Telesur’s vice president offers rhetoric similar to the president’s. In an interview, he urged news outlets to question the United States’ notion of “good terrorism and bad terrorism” in its handling of suspected terrorist Luis Posada Carriles. This is a catch phrase often repeated by government officials.
Yet Aharonian called allegations against the channel politically-motivated and begged audiences to wait until the channel hits the airwaves to make assessments. He also assured that the internal politics of nations will not affect Telesur’s programming. Even though he has previously called Venezuelan media outlets anti-Chávez, he said that any bias in Venezuelan media pertains only to local and national media.
The vice president also pointed out that programming will not only be produced at Telesur’s Caracas-based studios, but also by correspondents, independent producers, social organizations and national and local channels.
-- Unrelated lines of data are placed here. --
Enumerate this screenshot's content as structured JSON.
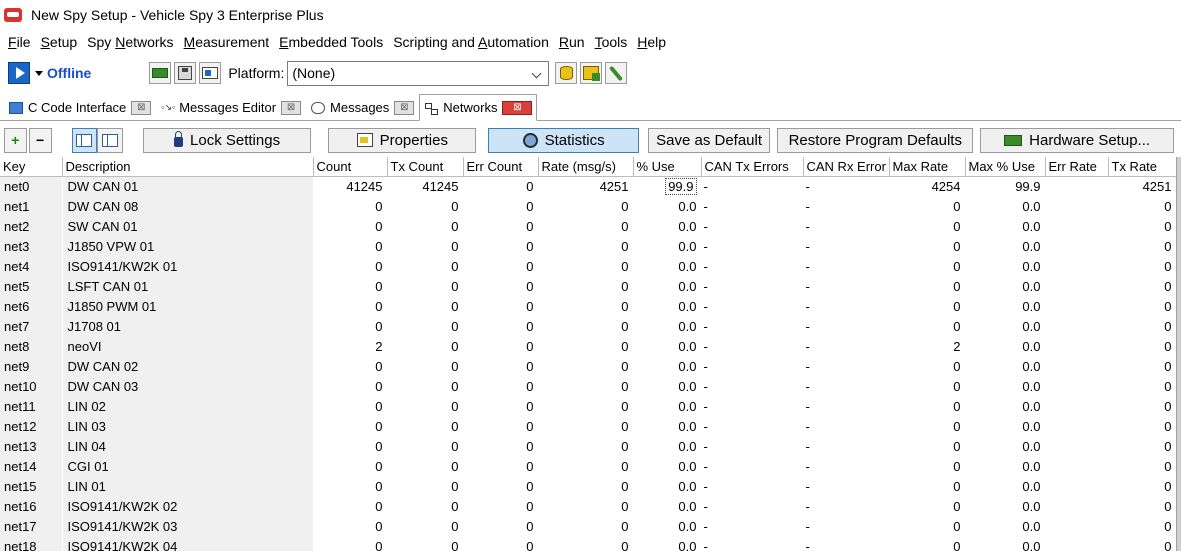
{
  "window": {
    "title": "New Spy Setup - Vehicle Spy 3 Enterprise Plus"
  },
  "menu": [
    {
      "label": "File",
      "accel": "F",
      "rest": "ile"
    },
    {
      "label": "Setup",
      "accel": "S",
      "rest": "etup"
    },
    {
      "label": "Spy Networks",
      "accel": "",
      "pre": "Spy ",
      "ul": "N",
      "rest": "etworks"
    },
    {
      "label": "Measurement",
      "accel": "M",
      "rest": "easurement"
    },
    {
      "label": "Embedded Tools",
      "accel": "E",
      "rest": "mbedded Tools"
    },
    {
      "label": "Scripting and Automation",
      "pre": "Scripting and ",
      "ul": "A",
      "rest": "utomation"
    },
    {
      "label": "Run",
      "accel": "R",
      "rest": "un"
    },
    {
      "label": "Tools",
      "accel": "T",
      "rest": "ools"
    },
    {
      "label": "Help",
      "accel": "H",
      "rest": "elp"
    }
  ],
  "toolbar": {
    "status": "Offline",
    "platform_label": "Platform:",
    "platform_value": "(None)"
  },
  "tabs": [
    {
      "label": "C Code Interface",
      "icon": "c-code-icon",
      "active": false
    },
    {
      "label": "Messages Editor",
      "icon": "messages-editor-icon",
      "active": false
    },
    {
      "label": "Messages",
      "icon": "messages-icon",
      "active": false
    },
    {
      "label": "Networks",
      "icon": "networks-icon",
      "active": true
    }
  ],
  "actions": {
    "add": "+",
    "remove": "−",
    "lock_settings": "Lock Settings",
    "properties": "Properties",
    "statistics": "Statistics",
    "save_default": "Save as Default",
    "restore_defaults": "Restore Program Defaults",
    "hardware_setup": "Hardware Setup..."
  },
  "table": {
    "columns": [
      "Key",
      "Description",
      "Count",
      "Tx Count",
      "Err Count",
      "Rate (msg/s)",
      "% Use",
      "CAN Tx Errors",
      "CAN Rx Error",
      "Max Rate",
      "Max % Use",
      "Err Rate",
      "Tx Rate"
    ],
    "rows": [
      {
        "key": "net0",
        "desc": "DW CAN 01",
        "count": "41245",
        "tx": "41245",
        "err": "0",
        "rate": "4251",
        "use": "99.9",
        "cantx": "-",
        "canrx": "-",
        "maxrate": "4254",
        "maxuse": "99.9",
        "errrate": "",
        "txrate": "4251"
      },
      {
        "key": "net1",
        "desc": "DW CAN 08",
        "count": "0",
        "tx": "0",
        "err": "0",
        "rate": "0",
        "use": "0.0",
        "cantx": "-",
        "canrx": "-",
        "maxrate": "0",
        "maxuse": "0.0",
        "errrate": "",
        "txrate": "0"
      },
      {
        "key": "net2",
        "desc": "SW CAN 01",
        "count": "0",
        "tx": "0",
        "err": "0",
        "rate": "0",
        "use": "0.0",
        "cantx": "-",
        "canrx": "-",
        "maxrate": "0",
        "maxuse": "0.0",
        "errrate": "",
        "txrate": "0"
      },
      {
        "key": "net3",
        "desc": "J1850 VPW 01",
        "count": "0",
        "tx": "0",
        "err": "0",
        "rate": "0",
        "use": "0.0",
        "cantx": "-",
        "canrx": "-",
        "maxrate": "0",
        "maxuse": "0.0",
        "errrate": "",
        "txrate": "0"
      },
      {
        "key": "net4",
        "desc": "ISO9141/KW2K 01",
        "count": "0",
        "tx": "0",
        "err": "0",
        "rate": "0",
        "use": "0.0",
        "cantx": "-",
        "canrx": "-",
        "maxrate": "0",
        "maxuse": "0.0",
        "errrate": "",
        "txrate": "0"
      },
      {
        "key": "net5",
        "desc": "LSFT CAN 01",
        "count": "0",
        "tx": "0",
        "err": "0",
        "rate": "0",
        "use": "0.0",
        "cantx": "-",
        "canrx": "-",
        "maxrate": "0",
        "maxuse": "0.0",
        "errrate": "",
        "txrate": "0"
      },
      {
        "key": "net6",
        "desc": "J1850 PWM 01",
        "count": "0",
        "tx": "0",
        "err": "0",
        "rate": "0",
        "use": "0.0",
        "cantx": "-",
        "canrx": "-",
        "maxrate": "0",
        "maxuse": "0.0",
        "errrate": "",
        "txrate": "0"
      },
      {
        "key": "net7",
        "desc": "J1708 01",
        "count": "0",
        "tx": "0",
        "err": "0",
        "rate": "0",
        "use": "0.0",
        "cantx": "-",
        "canrx": "-",
        "maxrate": "0",
        "maxuse": "0.0",
        "errrate": "",
        "txrate": "0"
      },
      {
        "key": "net8",
        "desc": "neoVI",
        "count": "2",
        "tx": "0",
        "err": "0",
        "rate": "0",
        "use": "0.0",
        "cantx": "-",
        "canrx": "-",
        "maxrate": "2",
        "maxuse": "0.0",
        "errrate": "",
        "txrate": "0"
      },
      {
        "key": "net9",
        "desc": "DW CAN 02",
        "count": "0",
        "tx": "0",
        "err": "0",
        "rate": "0",
        "use": "0.0",
        "cantx": "-",
        "canrx": "-",
        "maxrate": "0",
        "maxuse": "0.0",
        "errrate": "",
        "txrate": "0"
      },
      {
        "key": "net10",
        "desc": "DW CAN 03",
        "count": "0",
        "tx": "0",
        "err": "0",
        "rate": "0",
        "use": "0.0",
        "cantx": "-",
        "canrx": "-",
        "maxrate": "0",
        "maxuse": "0.0",
        "errrate": "",
        "txrate": "0"
      },
      {
        "key": "net11",
        "desc": "LIN 02",
        "count": "0",
        "tx": "0",
        "err": "0",
        "rate": "0",
        "use": "0.0",
        "cantx": "-",
        "canrx": "-",
        "maxrate": "0",
        "maxuse": "0.0",
        "errrate": "",
        "txrate": "0"
      },
      {
        "key": "net12",
        "desc": "LIN 03",
        "count": "0",
        "tx": "0",
        "err": "0",
        "rate": "0",
        "use": "0.0",
        "cantx": "-",
        "canrx": "-",
        "maxrate": "0",
        "maxuse": "0.0",
        "errrate": "",
        "txrate": "0"
      },
      {
        "key": "net13",
        "desc": "LIN 04",
        "count": "0",
        "tx": "0",
        "err": "0",
        "rate": "0",
        "use": "0.0",
        "cantx": "-",
        "canrx": "-",
        "maxrate": "0",
        "maxuse": "0.0",
        "errrate": "",
        "txrate": "0"
      },
      {
        "key": "net14",
        "desc": "CGI 01",
        "count": "0",
        "tx": "0",
        "err": "0",
        "rate": "0",
        "use": "0.0",
        "cantx": "-",
        "canrx": "-",
        "maxrate": "0",
        "maxuse": "0.0",
        "errrate": "",
        "txrate": "0"
      },
      {
        "key": "net15",
        "desc": "LIN 01",
        "count": "0",
        "tx": "0",
        "err": "0",
        "rate": "0",
        "use": "0.0",
        "cantx": "-",
        "canrx": "-",
        "maxrate": "0",
        "maxuse": "0.0",
        "errrate": "",
        "txrate": "0"
      },
      {
        "key": "net16",
        "desc": "ISO9141/KW2K 02",
        "count": "0",
        "tx": "0",
        "err": "0",
        "rate": "0",
        "use": "0.0",
        "cantx": "-",
        "canrx": "-",
        "maxrate": "0",
        "maxuse": "0.0",
        "errrate": "",
        "txrate": "0"
      },
      {
        "key": "net17",
        "desc": "ISO9141/KW2K 03",
        "count": "0",
        "tx": "0",
        "err": "0",
        "rate": "0",
        "use": "0.0",
        "cantx": "-",
        "canrx": "-",
        "maxrate": "0",
        "maxuse": "0.0",
        "errrate": "",
        "txrate": "0"
      },
      {
        "key": "net18",
        "desc": "ISO9141/KW2K 04",
        "count": "0",
        "tx": "0",
        "err": "0",
        "rate": "0",
        "use": "0.0",
        "cantx": "-",
        "canrx": "-",
        "maxrate": "0",
        "maxuse": "0.0",
        "errrate": "",
        "txrate": "0"
      }
    ]
  }
}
Telesur will draw from news bureaus across the continent: Caracas, Mexico City, Washington, Havana, Bogotá, La Paz, Buenos Aires, Brasilia and Montevideo.
CNN en Español’s Crommett said he didn’t want to prejudge Telesur, noting that critics of CNN often jump to the conclusion that his channel has political affiliations. Provea’s Correa said that he didn’t presently foresee “any negative impact” from the new channel. The human rights expert explained that media sponsored by multiple governments was less likely to menace press freedom than a channel funded by one government. “In Europe there’s a channel that is paid for by the European Union,” said Correa. “So, what is the problem?”
Telesur is making a concerted effort to hit as many air waves as possible. Satellite coverage will make the channel available across the Americas and Western Europe.
Telesur is also negotiating with cable companies across Latin America and doing the best it can to bring coverage to the over 50 million Latinos in the United States and Canada. As of late May, over 35 U.S. public and regional television stations, as well as cable stations, had requested to carry the Telesur signal, Aharonian said.
Telesur’s journalists also appear poised to present an image unlike anything on commercial television today. Aharonian said the channel was concerned with the type of education journalists are currently receiving around the globe. In response, Telesur will train its staff at its own workshops, hiring from a pool of Latin Americans who have an understanding of the Telesur project and the different image the channel wants to present. “We want to work with young people, that haven’t been contaminated—in parenthesis—by the commercial media, which has a different form than what we want to be,” Aharonian said.
With only a ten-minute trailer and a lot of conjecture, it is difficult to determine at this point what Telesur’s concept of “uncontaminated” is. CNN’s Crommett did give Telesur one piece of advice: he said the station’s decision-making would need to be in the hands of professional journalists for Telesur to be a credible source of information. “I’m much more comfortable knowing that my bosses all the way up the line are all journalists with no agenda other than to try and present the news as best we can,” said Crommett. We will have to wait and see.
JENS ERIK GOULD
Jens Erik Gould is a political, business and entertainment writer and editor who has reported from a dozen countries for media outlets including The New York Times, National Public Radio and Bloomberg News.